For those unfamiliar with Roku, it's a company that produces a line of streaming internet boxes (Rokus) designed to connect to traditional televisions. Each Roku, once hooked up to a television and configured, is able to join a wireless network and deliver internet video to the TV screen. The company sells four products, ranging in price from $49 USD to $99 USD. Each one comes with slightly different features.
What Makes it Compelling?
There are a few things about the Roku that make it compelling:
- Cost. Starting at just $49, it's cheap enough that almost anybody can get one.
- Lots of channels. Roku has over 1,000 channels, including Netflix, HBO Go, Hulu Plus, and Amazon Instant Video.
- Size. These Rokus are small; they can fit in the palm of one hand, which means it can probably fit into an existing entertainment center.
Roku Streaming Stick vs. Google Chromecast
Not long ago I shared my Impressions on Google's Chromecast, an HDMI dongle that connects to a TV to let you stream internet television. The Roku Streaming Stick also brings internet video to a TV.
Notice any similarities?
It seems pretty clear that the Roku Streaming Stick is positioned to compete head-to-head against Google's Chromecast. The folks at Roku even use the word "Cast" in their device description.
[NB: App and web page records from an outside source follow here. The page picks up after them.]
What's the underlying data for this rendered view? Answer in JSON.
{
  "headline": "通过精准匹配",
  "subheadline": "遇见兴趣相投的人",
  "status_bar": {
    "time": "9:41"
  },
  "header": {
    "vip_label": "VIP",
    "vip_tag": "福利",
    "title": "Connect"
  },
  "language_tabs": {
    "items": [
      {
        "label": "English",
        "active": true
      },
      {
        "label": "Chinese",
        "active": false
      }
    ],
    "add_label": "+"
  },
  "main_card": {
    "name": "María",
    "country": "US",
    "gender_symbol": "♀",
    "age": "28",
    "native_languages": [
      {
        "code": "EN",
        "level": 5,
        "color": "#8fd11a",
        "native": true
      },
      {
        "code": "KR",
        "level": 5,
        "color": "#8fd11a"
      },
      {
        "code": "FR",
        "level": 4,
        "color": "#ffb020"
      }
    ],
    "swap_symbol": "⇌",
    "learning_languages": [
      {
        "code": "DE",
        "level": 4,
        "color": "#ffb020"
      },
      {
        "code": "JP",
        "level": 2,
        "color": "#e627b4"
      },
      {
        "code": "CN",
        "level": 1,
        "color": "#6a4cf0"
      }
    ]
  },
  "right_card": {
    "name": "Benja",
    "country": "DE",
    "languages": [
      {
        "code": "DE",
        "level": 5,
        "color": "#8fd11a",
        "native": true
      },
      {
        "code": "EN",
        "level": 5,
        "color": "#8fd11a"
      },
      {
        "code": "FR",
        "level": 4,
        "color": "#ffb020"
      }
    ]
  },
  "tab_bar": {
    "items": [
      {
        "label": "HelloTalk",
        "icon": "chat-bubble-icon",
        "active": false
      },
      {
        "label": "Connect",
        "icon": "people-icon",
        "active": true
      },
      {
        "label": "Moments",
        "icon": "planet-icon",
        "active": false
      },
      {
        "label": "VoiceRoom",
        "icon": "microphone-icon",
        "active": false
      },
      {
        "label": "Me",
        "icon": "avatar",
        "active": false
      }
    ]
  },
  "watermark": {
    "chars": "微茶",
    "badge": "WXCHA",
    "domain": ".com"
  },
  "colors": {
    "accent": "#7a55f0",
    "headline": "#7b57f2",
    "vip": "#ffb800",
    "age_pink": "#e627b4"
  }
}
See below.
The Roku Streaming Stick (HDMI Version) is a convenient little stick that streams the most entertainment to your TV. Choose from 1,000+ channels and 31,000+ movies with more added all the time. Cast Netflix, YouTube and personal media from your smartphone or tablet to your TV. Control it with the included remote or from your mobile device.
It's hard to say whether the Roku is superior to the Chromecast or vice versa. A lot of their feature set overlaps, but they don't do exactly the same thing. For example, a Google Chromecast is controlled by a smartphone, tablet, or computer, while the Roku is controlled by a remote.
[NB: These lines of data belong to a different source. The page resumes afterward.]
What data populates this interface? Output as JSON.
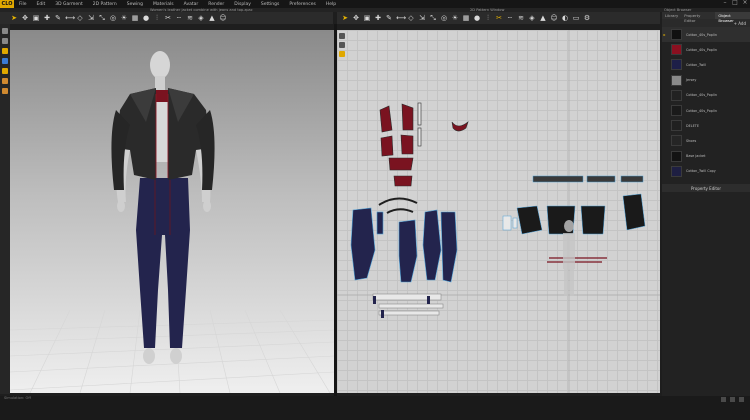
{
  "app": {
    "logo": "CLO",
    "menus": [
      "File",
      "Edit",
      "3D Garment",
      "2D Pattern",
      "Sewing",
      "Materials",
      "Avatar",
      "Render",
      "Display",
      "Settings",
      "Preferences",
      "Help"
    ],
    "file_title": "Women's leather jacket combine with jeans and top.zpac",
    "pattern_window_title": "2D Pattern Window",
    "object_browser_title": "Object Browser"
  },
  "toolbar3d": {
    "icons": [
      "cursor-icon",
      "transform-icon",
      "select-mesh-icon",
      "pin-icon",
      "tape-icon",
      "measure-icon",
      "fold-icon",
      "move-icon",
      "scale-icon",
      "camera-icon",
      "light-icon",
      "texture-icon",
      "button-icon",
      "zip-icon",
      "trim-icon",
      "topstitch-icon",
      "piping-icon",
      "fit-icon",
      "stress-icon",
      "avatar-icon"
    ]
  },
  "toolbar2d": {
    "icons": [
      "transform-pattern-icon",
      "edit-point-icon",
      "edit-curve-icon",
      "add-point-icon",
      "polygon-icon",
      "rectangle-icon",
      "ellipse-icon",
      "internal-line-icon",
      "dart-icon",
      "fold-arrangement-icon",
      "segment-sewing-icon",
      "free-sewing-icon",
      "check-sewing-icon",
      "edit-sewing-icon",
      "grain-icon",
      "fabric-icon",
      "seam-allowance-icon",
      "zoom-icon",
      "grid-icon",
      "text-icon",
      "measure-icon",
      "graphic-icon",
      "gear-icon"
    ]
  },
  "rightpanel": {
    "tabs": [
      "Library",
      "Property Editor",
      "Object Browser"
    ],
    "active_tab": "Object Browser",
    "header_label": "+ Add",
    "fabrics": [
      {
        "name": "Cotton_40s_Poplin",
        "color": "#111111",
        "selected": true
      },
      {
        "name": "Cotton_40s_Poplin",
        "color": "#8b1020",
        "selected": false
      },
      {
        "name": "Cotton_Twill",
        "color": "#1d1f48",
        "selected": false
      },
      {
        "name": "Jersey",
        "color": "#8a8a8a",
        "selected": false
      },
      {
        "name": "Cotton_40s_Poplin",
        "color": "#222222",
        "selected": false
      },
      {
        "name": "Cotton_40s_Poplin",
        "color": "#1a1a1a",
        "selected": false
      },
      {
        "name": "DELETE",
        "color": "#202020",
        "selected": false
      },
      {
        "name": "Shoes",
        "color": "#252525",
        "selected": false
      },
      {
        "name": "Base jacket",
        "color": "#131313",
        "selected": false
      },
      {
        "name": "Cotton_Twill Copy",
        "color": "#1e1f42",
        "selected": false
      }
    ],
    "bottom_panel_title": "Property Editor"
  },
  "status": {
    "text": "Simulation: Off"
  },
  "colors": {
    "leather": "#2a2a2a",
    "denim": "#23244d",
    "red": "#7a1320",
    "accent": "#e7b400"
  }
}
What about Support?
What's the verdict? Should you get a Roku?
Whether you should get a Roku depends on whether you have existing relationships with some of the content provider channels to which the Roku connects. If you have a Netflix account, Hulu Plus, Amazon Instant Video, or Amazon Prime, then this is likely a good buy for you. Take a look at their channel list to see what they offer.
If number of channels matters to you, go Roku. If Google integration and Google Play are what's important, then go Chromecast for $35 USD. If Apple content is at the center of your internet movie and television life, go AppleTV for $99 USD.